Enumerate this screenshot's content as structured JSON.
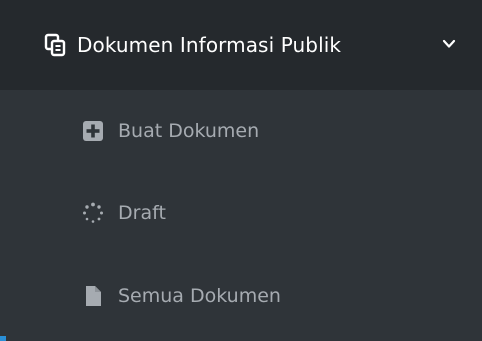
{
  "menu": {
    "title": "Dokumen Informasi Publik",
    "header_icon": "copy-documents-icon",
    "toggle_icon": "chevron-down-icon",
    "expanded": true,
    "items": [
      {
        "label": "Buat Dokumen",
        "icon": "plus-square-icon"
      },
      {
        "label": "Draft",
        "icon": "spinner-icon"
      },
      {
        "label": "Semua Dokumen",
        "icon": "file-icon"
      }
    ]
  },
  "colors": {
    "header_bg": "#25292d",
    "submenu_bg": "#2f3439",
    "header_text": "#ffffff",
    "item_text": "#a6abb1",
    "accent": "#2a8fd6"
  }
}
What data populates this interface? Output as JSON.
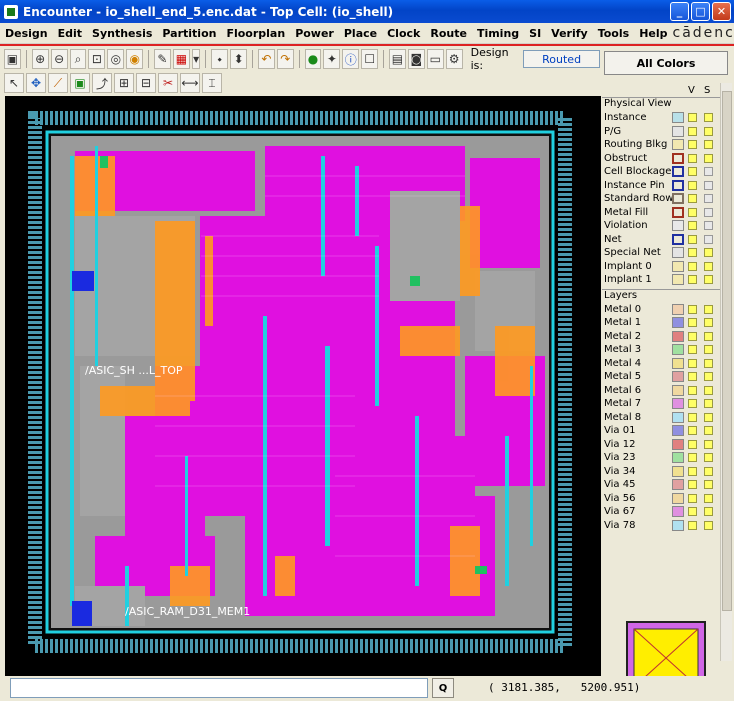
{
  "window": {
    "title": "Encounter - io_shell_end_5.enc.dat - Top Cell: (io_shell)",
    "buttons": {
      "minimize": "_",
      "maximize": "□",
      "close": "✕"
    }
  },
  "menu": [
    "Design",
    "Edit",
    "Synthesis",
    "Partition",
    "Floorplan",
    "Power",
    "Place",
    "Clock",
    "Route",
    "Timing",
    "SI",
    "Verify",
    "Tools",
    "Help"
  ],
  "brand": "cādence",
  "toolbar": {
    "design_label": "Design is:",
    "design_status": "Routed"
  },
  "icons": {
    "row1": [
      "zoom-in-icon",
      "zoom-out-icon",
      "zoom-area-icon",
      "fit-icon",
      "zoom-prev-icon",
      "redraw-icon",
      "select-icon",
      "color-pattern-icon",
      "undo-icon",
      "redo-icon",
      "pan-icon",
      "attributes-icon",
      "info-icon",
      "notes-icon",
      "design-browser-icon",
      "screenshot-icon",
      "layout-icon",
      "tools-icon"
    ],
    "row2": [
      "pointer-icon",
      "move-icon",
      "wire-edit-icon",
      "add-wire-icon",
      "split-icon",
      "ruler-icon",
      "cut-icon",
      "stretch-icon",
      "spread-icon",
      "mark-icon"
    ]
  },
  "canvas": {
    "labels": {
      "top_block": "/ASIC_SH ...L_TOP",
      "bottom_block": "/ASIC_RAM_D31_MEM1"
    },
    "colors": {
      "background": "#000000",
      "magenta": "#e010e0",
      "gray": "#9a9a9a",
      "orange": "#ff9a20",
      "cyan": "#20d0e0",
      "blue": "#1a2ae0",
      "green": "#20c060"
    }
  },
  "panel": {
    "all_colors_label": "All Colors",
    "header_v": "V",
    "header_s": "S",
    "physical_view_label": "Physical View",
    "physical_items": [
      {
        "label": "Instance",
        "color": "#b8e0e8"
      },
      {
        "label": "P/G",
        "color": "#e4e4e4"
      },
      {
        "label": "Routing Blkg",
        "color": "#f2e8b0"
      },
      {
        "label": "Obstruct",
        "color": "#ece9d8",
        "border": "#a03020"
      },
      {
        "label": "Cell Blockage",
        "color": "#ece9d8",
        "border": "#2030a0"
      },
      {
        "label": "Instance Pin",
        "color": "#ece9d8",
        "border": "#2030a0"
      },
      {
        "label": "Standard Row",
        "color": "#ece9d8",
        "border": "#807060"
      },
      {
        "label": "Metal Fill",
        "color": "#ece9d8",
        "border": "#a03020"
      },
      {
        "label": "Violation",
        "color": "#e8e8e8"
      },
      {
        "label": "Net",
        "color": "#ece9d8",
        "border": "#2030a0"
      },
      {
        "label": "Special Net",
        "color": "#e4e4e4"
      },
      {
        "label": "Implant 0",
        "color": "#f2e8b0"
      },
      {
        "label": "Implant 1",
        "color": "#f2e8b0"
      }
    ],
    "layers_label": "Layers",
    "layer_items": [
      {
        "label": "Metal 0",
        "color": "#f0d0b0"
      },
      {
        "label": "Metal 1",
        "color": "#9090e0"
      },
      {
        "label": "Metal 2",
        "color": "#e08080"
      },
      {
        "label": "Metal 3",
        "color": "#a0e0a0"
      },
      {
        "label": "Metal 4",
        "color": "#f0e090"
      },
      {
        "label": "Metal 5",
        "color": "#e0a0a0"
      },
      {
        "label": "Metal 6",
        "color": "#f0d8a0"
      },
      {
        "label": "Metal 7",
        "color": "#e090e0"
      },
      {
        "label": "Metal 8",
        "color": "#b0e0f0"
      },
      {
        "label": "Via 01",
        "color": "#9090e0"
      },
      {
        "label": "Via 12",
        "color": "#e08080"
      },
      {
        "label": "Via 23",
        "color": "#a0e0a0"
      },
      {
        "label": "Via 34",
        "color": "#f0e090"
      },
      {
        "label": "Via 45",
        "color": "#e0a0a0"
      },
      {
        "label": "Via 56",
        "color": "#f0d8a0"
      },
      {
        "label": "Via 67",
        "color": "#e090e0"
      },
      {
        "label": "Via 78",
        "color": "#b0e0f0"
      }
    ]
  },
  "status": {
    "command_value": "",
    "query_button": "Q",
    "coordinates": "( 3181.385,   5200.951)"
  }
}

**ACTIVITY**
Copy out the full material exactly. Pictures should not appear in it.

**YOUR SOLUTION**
Enumerate this screenshot's content as structured JSON.
{
  "menu": {
    "title": "Dokumen Informasi Publik",
    "header_icon": "copy-documents-icon",
    "toggle_icon": "chevron-down-icon",
    "expanded": true,
    "items": [
      {
        "label": "Buat Dokumen",
        "icon": "plus-square-icon"
      },
      {
        "label": "Draft",
        "icon": "spinner-icon"
      },
      {
        "label": "Semua Dokumen",
        "icon": "file-icon"
      }
    ]
  },
  "colors": {
    "header_bg": "#25292d",
    "submenu_bg": "#2f3439",
    "header_text": "#ffffff",
    "item_text": "#a6abb1",
    "accent": "#2a8fd6"
  }
}
What data populates this interface? Output as JSON.
{
  "window": {
    "title": "Encounter - io_shell_end_5.enc.dat - Top Cell: (io_shell)",
    "buttons": {
      "minimize": "_",
      "maximize": "□",
      "close": "✕"
    }
  },
  "menu": [
    "Design",
    "Edit",
    "Synthesis",
    "Partition",
    "Floorplan",
    "Power",
    "Place",
    "Clock",
    "Route",
    "Timing",
    "SI",
    "Verify",
    "Tools",
    "Help"
  ],
  "brand": "cādence",
  "toolbar": {
    "design_label": "Design is:",
    "design_status": "Routed"
  },
  "icons": {
    "row1": [
      "zoom-in-icon",
      "zoom-out-icon",
      "zoom-area-icon",
      "fit-icon",
      "zoom-prev-icon",
      "redraw-icon",
      "select-icon",
      "color-pattern-icon",
      "undo-icon",
      "redo-icon",
      "pan-icon",
      "attributes-icon",
      "info-icon",
      "notes-icon",
      "design-browser-icon",
      "screenshot-icon",
      "layout-icon",
      "tools-icon"
    ],
    "row2": [
      "pointer-icon",
      "move-icon",
      "wire-edit-icon",
      "add-wire-icon",
      "split-icon",
      "ruler-icon",
      "cut-icon",
      "stretch-icon",
      "spread-icon",
      "mark-icon"
    ]
  },
  "canvas": {
    "labels": {
      "top_block": "/ASIC_SH ...L_TOP",
      "bottom_block": "/ASIC_RAM_D31_MEM1"
    },
    "colors": {
      "background": "#000000",
      "magenta": "#e010e0",
      "gray": "#9a9a9a",
      "orange": "#ff9a20",
      "cyan": "#20d0e0",
      "blue": "#1a2ae0",
      "green": "#20c060"
    }
  },
  "panel": {
    "all_colors_label": "All Colors",
    "header_v": "V",
    "header_s": "S",
    "physical_view_label": "Physical View",
    "physical_items": [
      {
        "label": "Instance",
        "color": "#b8e0e8"
      },
      {
        "label": "P/G",
        "color": "#e4e4e4"
      },
      {
        "label": "Routing Blkg",
        "color": "#f2e8b0"
      },
      {
        "label": "Obstruct",
        "color": "#ece9d8",
        "border": "#a03020"
      },
      {
        "label": "Cell Blockage",
        "color": "#ece9d8",
        "border": "#2030a0"
      },
      {
        "label": "Instance Pin",
        "color": "#ece9d8",
        "border": "#2030a0"
      },
      {
        "label": "Standard Row",
        "color": "#ece9d8",
        "border": "#807060"
      },
      {
        "label": "Metal Fill",
        "color": "#ece9d8",
        "border": "#a03020"
      },
      {
        "label": "Violation",
        "color": "#e8e8e8"
      },
      {
        "label": "Net",
        "color": "#ece9d8",
        "border": "#2030a0"
      },
      {
        "label": "Special Net",
        "color": "#e4e4e4"
      },
      {
        "label": "Implant 0",
        "color": "#f2e8b0"
      },
      {
        "label": "Implant 1",
        "color": "#f2e8b0"
      }
    ],
    "layers_label": "Layers",
    "layer_items": [
      {
        "label": "Metal 0",
        "color": "#f0d0b0"
      },
      {
        "label": "Metal 1",
        "color": "#9090e0"
      },
      {
        "label": "Metal 2",
        "color": "#e08080"
      },
      {
        "label": "Metal 3",
        "color": "#a0e0a0"
      },
      {
        "label": "Metal 4",
        "color": "#f0e090"
      },
      {
        "label": "Metal 5",
        "color": "#e0a0a0"
      },
      {
        "label": "Metal 6",
        "color": "#f0d8a0"
      },
      {
        "label": "Metal 7",
        "color": "#e090e0"
      },
      {
        "label": "Metal 8",
        "color": "#b0e0f0"
      },
      {
        "label": "Via 01",
        "color": "#9090e0"
      },
      {
        "label": "Via 12",
        "color": "#e08080"
      },
      {
        "label": "Via 23",
        "color": "#a0e0a0"
      },
      {
        "label": "Via 34",
        "color": "#f0e090"
      },
      {
        "label": "Via 45",
        "color": "#e0a0a0"
      },
      {
        "label": "Via 56",
        "color": "#f0d8a0"
      },
      {
        "label": "Via 67",
        "color": "#e090e0"
      },
      {
        "label": "Via 78",
        "color": "#b0e0f0"
      }
    ]
  },
  "status": {
    "command_value": "",
    "query_button": "Q",
    "coordinates": "( 3181.385,   5200.951)"
  }
}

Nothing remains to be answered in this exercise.